My latest article in the Cornish Guardian addressed recent data published on economic performance. It was as follows:
Statistics have been at the core of recent arguments about the economy, with political and other groups focussing on different aspects of the data.
According to the Office for National Statistics (ONS), the
Kingdom economy grew by 1.9% in 2013 – the
strongest rate of growth since 2007.
The Chancellor of the Exchequer predictably welcomed the figures and used them to claim that the Government’s economic policies were working. He was reported as telling the BBC that: "There is plenty more to do, but we're heading in the right direction."

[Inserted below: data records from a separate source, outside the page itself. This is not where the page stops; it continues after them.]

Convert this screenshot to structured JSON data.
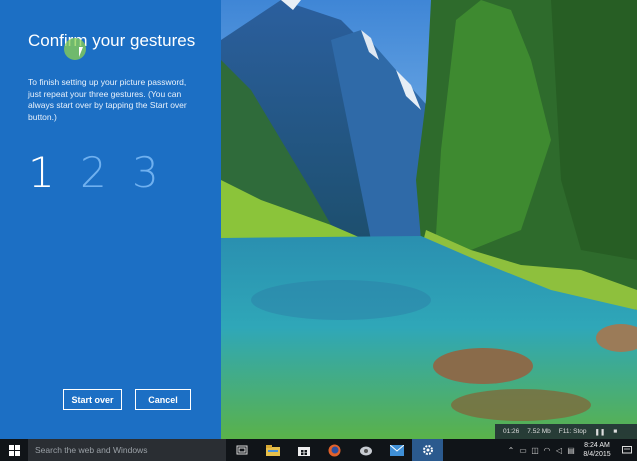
{
  "panel": {
    "title": "Confirm your gestures",
    "description": "To finish setting up your picture password, just repeat your three gestures. (You can always start over by tapping the Start over button.)",
    "steps": [
      "1",
      "2",
      "3"
    ],
    "start_over_label": "Start over",
    "cancel_label": "Cancel"
  },
  "recorder": {
    "time": "01:26",
    "size": "7.52 Mb",
    "stop_label": "F11: Stop"
  },
  "taskbar": {
    "search_placeholder": "Search the web and Windows",
    "icons": [
      "task-view-icon",
      "file-explorer-icon",
      "store-icon",
      "firefox-icon",
      "media-icon",
      "mail-icon",
      "settings-icon"
    ],
    "clock_time": "8:24 AM",
    "clock_date": "8/4/2015"
  },
  "colors": {
    "panel_bg": "#1c6fc4",
    "step_active": "#ffffff",
    "step_inactive": "#6fb0ef",
    "taskbar_bg": "#101418"
  }
}
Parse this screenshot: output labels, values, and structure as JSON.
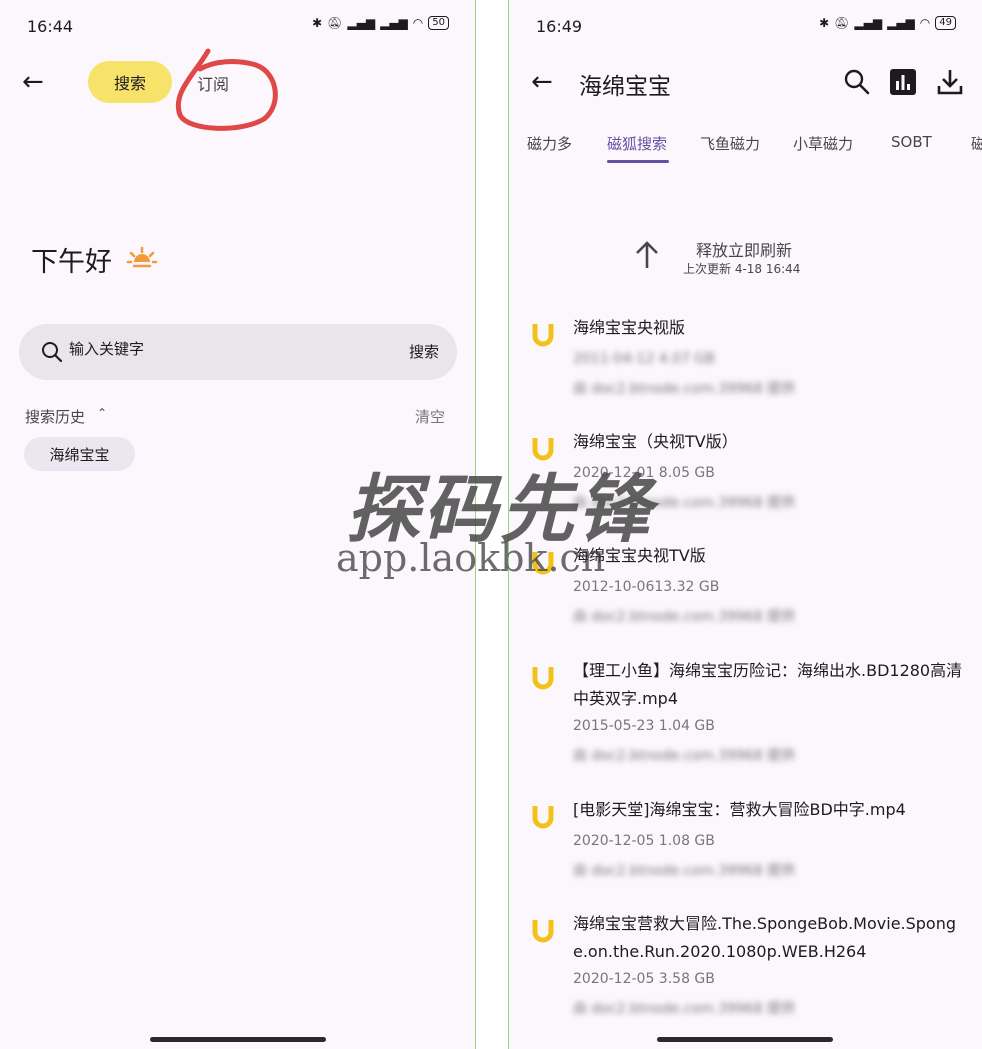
{
  "left": {
    "status": {
      "time": "16:44",
      "battery": "50"
    },
    "tabs": {
      "search": "搜索",
      "subscribe": "订阅"
    },
    "greeting": "下午好",
    "search": {
      "placeholder": "输入关键字",
      "button": "搜索"
    },
    "history": {
      "label": "搜索历史",
      "clear": "清空",
      "chips": [
        "海绵宝宝"
      ]
    }
  },
  "right": {
    "status": {
      "time": "16:49",
      "battery": "49"
    },
    "title": "海绵宝宝",
    "tabs": [
      "磁力多",
      "磁狐搜索",
      "飞鱼磁力",
      "小草磁力",
      "SOBT",
      "磁"
    ],
    "active_tab": "磁狐搜索",
    "refresh": {
      "label": "释放立即刷新",
      "updated": "上次更新 4-18 16:44"
    },
    "results": [
      {
        "name": "海绵宝宝央视版",
        "meta": "2011-04-12 4.07 GB",
        "source": "由 doc2.btnode.com.39968 提供"
      },
      {
        "name": "海绵宝宝（央视TV版）",
        "meta": "2020-12-01 8.05 GB",
        "source": "由 doc2.btnode.com.39968 提供"
      },
      {
        "name": "海绵宝宝央视TV版",
        "meta": "2012-10-0613.32 GB",
        "source": "由 doc2.btnode.com.39968 提供"
      },
      {
        "name": "【理工小鱼】海绵宝宝历险记：海绵出水.BD1280高清中英双字.mp4",
        "meta": "2015-05-23  1.04 GB",
        "source": "由 doc2.btnode.com.39968 提供"
      },
      {
        "name": "[电影天堂]海绵宝宝：营救大冒险BD中字.mp4",
        "meta": "2020-12-05  1.08 GB",
        "source": "由 doc2.btnode.com.39968 提供"
      },
      {
        "name": "海绵宝宝营救大冒险.The.SpongeBob.Movie.Sponge.on.the.Run.2020.1080p.WEB.H264",
        "meta": "2020-12-05  3.58 GB",
        "source": "由 doc2.btnode.com.39968 提供"
      }
    ]
  },
  "watermark": {
    "title": "探码先锋",
    "url": "app.laokbk.cn"
  },
  "colors": {
    "accent_yellow": "#f8e36a",
    "tab_active": "#6750a4",
    "result_icon": "#f2c21b",
    "annotation_red": "#e04848"
  }
}
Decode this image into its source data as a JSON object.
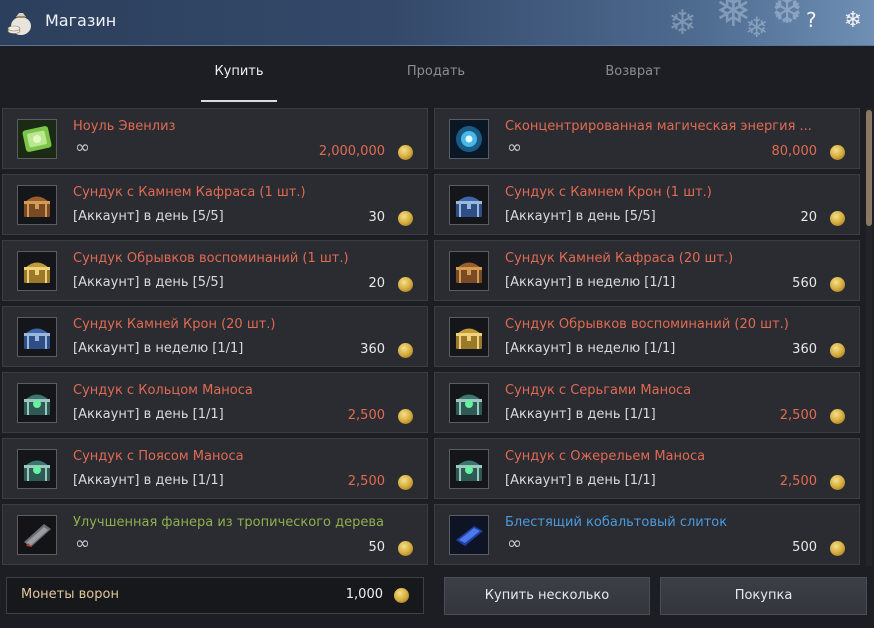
{
  "window": {
    "title": "Магазин"
  },
  "tabs": [
    {
      "label": "Купить",
      "active": true
    },
    {
      "label": "Продать",
      "active": false
    },
    {
      "label": "Возврат",
      "active": false
    }
  ],
  "items": [
    {
      "name": "Ноуль Эвенлиз",
      "limit": "∞",
      "price": "2,000,000",
      "name_color": "#e06a52",
      "price_color": "#e06a52",
      "icon": "green-scroll-icon"
    },
    {
      "name": "Сконцентрированная магическая энергия ...",
      "limit": "∞",
      "price": "80,000",
      "name_color": "#e06a52",
      "price_color": "#e06a52",
      "icon": "blue-energy-orb-icon"
    },
    {
      "name": "Сундук с Камнем Кафраса (1 шт.)",
      "limit": "[Аккаунт] в день [5/5]",
      "price": "30",
      "name_color": "#e06a52",
      "price_color": "#e8e8e8",
      "icon": "brown-chest-icon"
    },
    {
      "name": "Сундук с Камнем Крон (1 шт.)",
      "limit": "[Аккаунт] в день [5/5]",
      "price": "20",
      "name_color": "#e06a52",
      "price_color": "#e8e8e8",
      "icon": "blue-chest-icon"
    },
    {
      "name": "Сундук Обрывков воспоминаний (1 шт.)",
      "limit": "[Аккаунт] в день [5/5]",
      "price": "20",
      "name_color": "#e06a52",
      "price_color": "#e8e8e8",
      "icon": "gold-chest-icon"
    },
    {
      "name": "Сундук Камней Кафраса (20 шт.)",
      "limit": "[Аккаунт] в неделю [1/1]",
      "price": "560",
      "name_color": "#e06a52",
      "price_color": "#e8e8e8",
      "icon": "brown-chest-icon"
    },
    {
      "name": "Сундук Камней Крон (20 шт.)",
      "limit": "[Аккаунт] в неделю [1/1]",
      "price": "360",
      "name_color": "#e06a52",
      "price_color": "#e8e8e8",
      "icon": "blue-chest-icon"
    },
    {
      "name": "Сундук Обрывков воспоминаний (20 шт.)",
      "limit": "[Аккаунт] в неделю [1/1]",
      "price": "360",
      "name_color": "#e06a52",
      "price_color": "#e8e8e8",
      "icon": "gold-chest-icon"
    },
    {
      "name": "Сундук с Кольцом Маноса",
      "limit": "[Аккаунт] в день [1/1]",
      "price": "2,500",
      "name_color": "#e06a52",
      "price_color": "#e06a52",
      "icon": "teal-chest-icon"
    },
    {
      "name": "Сундук с Серьгами Маноса",
      "limit": "[Аккаунт] в день [1/1]",
      "price": "2,500",
      "name_color": "#e06a52",
      "price_color": "#e06a52",
      "icon": "teal-chest-icon"
    },
    {
      "name": "Сундук с Поясом Маноса",
      "limit": "[Аккаунт] в день [1/1]",
      "price": "2,500",
      "name_color": "#e06a52",
      "price_color": "#e06a52",
      "icon": "teal-chest-icon"
    },
    {
      "name": "Сундук с Ожерельем Маноса",
      "limit": "[Аккаунт] в день [1/1]",
      "price": "2,500",
      "name_color": "#e06a52",
      "price_color": "#e06a52",
      "icon": "teal-chest-icon"
    },
    {
      "name": "Улучшенная фанера из тропического дерева",
      "limit": "∞",
      "price": "50",
      "name_color": "#8fb04c",
      "price_color": "#e8e8e8",
      "icon": "plywood-icon"
    },
    {
      "name": "Блестящий кобальтовый слиток",
      "limit": "∞",
      "price": "500",
      "name_color": "#4a9be0",
      "price_color": "#e8e8e8",
      "icon": "cobalt-ingot-icon"
    }
  ],
  "currency": {
    "label": "Монеты ворон",
    "value": "1,000",
    "icon": "crow-coin-icon"
  },
  "buttons": {
    "buy_multiple": "Купить несколько",
    "purchase": "Покупка"
  },
  "icons": {
    "window": "money-bag-icon",
    "help": "?",
    "close": "snowflake-close-icon",
    "coin": "crow-coin-icon"
  }
}
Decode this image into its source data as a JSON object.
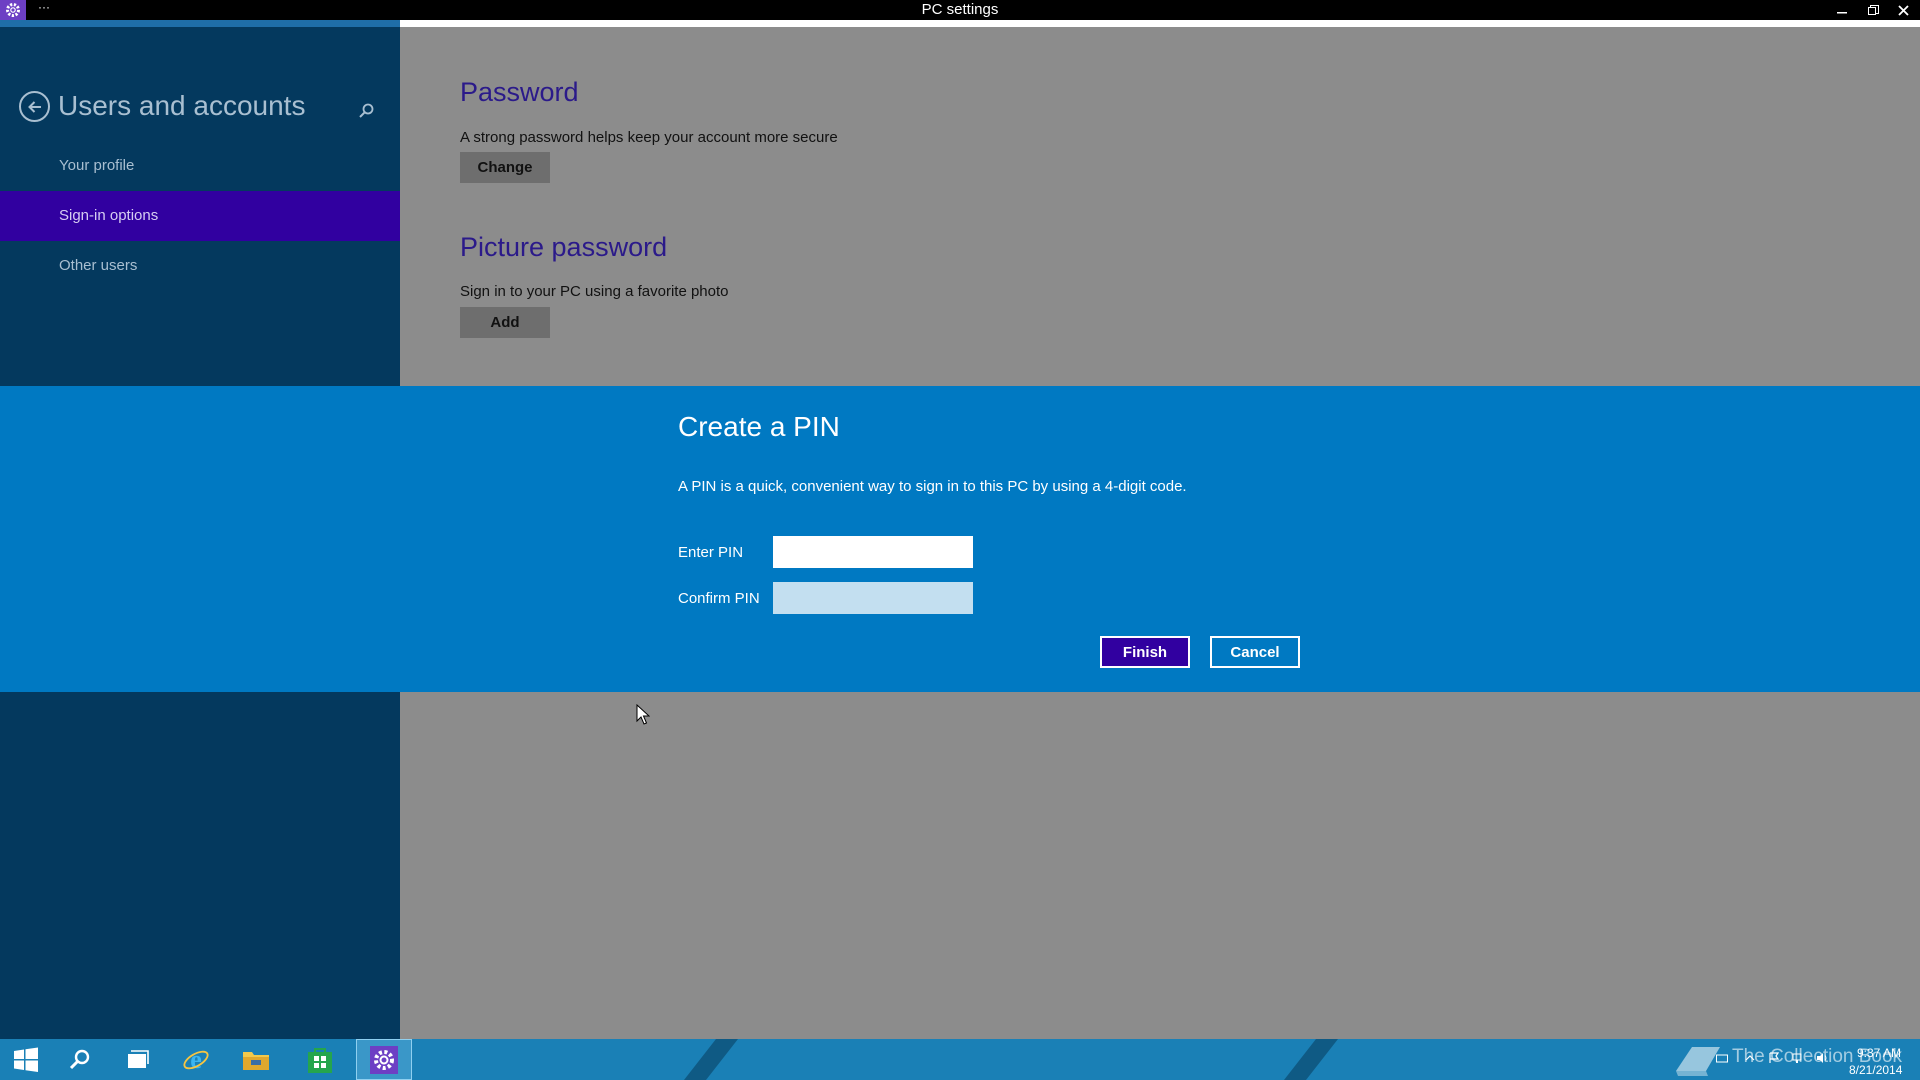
{
  "window": {
    "title": "PC settings",
    "menu_glyph": "···"
  },
  "sidebar": {
    "title": "Users and accounts",
    "items": [
      {
        "label": "Your profile",
        "active": false
      },
      {
        "label": "Sign-in options",
        "active": true
      },
      {
        "label": "Other users",
        "active": false
      }
    ]
  },
  "main": {
    "password": {
      "title": "Password",
      "desc": "A strong password helps keep your account more secure",
      "button": "Change"
    },
    "picture_password": {
      "title": "Picture password",
      "desc": "Sign in to your PC using a favorite photo",
      "button": "Add"
    }
  },
  "dialog": {
    "title": "Create a PIN",
    "desc": "A PIN is a quick, convenient way to sign in to this PC by using a 4-digit code.",
    "enter_label": "Enter PIN",
    "enter_value": "",
    "confirm_label": "Confirm PIN",
    "confirm_value": "",
    "finish": "Finish",
    "cancel": "Cancel"
  },
  "taskbar": {
    "items": [
      "start-icon",
      "search-icon",
      "task-view-icon",
      "internet-explorer-icon",
      "file-explorer-icon",
      "store-icon",
      "settings-icon"
    ],
    "active_item": "settings-icon",
    "time": "9:37 AM",
    "date": "8/21/2014",
    "watermark": "The Collection Book"
  },
  "colors": {
    "sidebar": "#04395e",
    "nav_active": "#3100a0",
    "dialog": "#0079c2",
    "content_bg": "#8c8c8c",
    "taskbar": "#1a80b6"
  }
}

Equally predictably, others disagreed with George Osborne. Many preferred to comment on the “cost-of-living crisis” suffered by many working people, who are struggling to pay their bills and can see no recovery at all.
So who is right?
Well, the ONS may be recording growth for the
Kingdom as a whole, but the regional picture
is very varied. Much of the recent growth has, once again, been centred on London
and the South of England – while other areas have fared much less well.
The latest “county” figures – dating to the previous year of 2012 – show the Cornish economy had slipped back during the last two years. It is now the region with the lowest economic performance, at only 61.2% of the
George Osborne claims he is “rebalancing the British economy." I feel it is about time he attempted to tackle the unbalanced nature of
economy and the massive difference between the various regions.
The Institute for Fiscal Studies (IFS) has meanwhile published a report which shows that living standards have fallen dramatically since the recession began. And economists believe they will not reach pre-crisis levels for a number of years.
The report found that between 2008 and 2013, inflation rose by 20%, while energy prices shot up by 60%, with food prices increasing by 30% over the same period. As a consequence, the income of a “mid-range” household is estimated to be about 6% below what it was pre-recession.
The report also found that the impact on poorer families is even more severe, because a much greater proportion of the spending of the less-well-off goes on the inflated cost of food and energy.
And if that wasn’t bad enough, it is many of these poorer families that will be squeezed even harder with the Government’s incoming cuts to benefits and tax credits.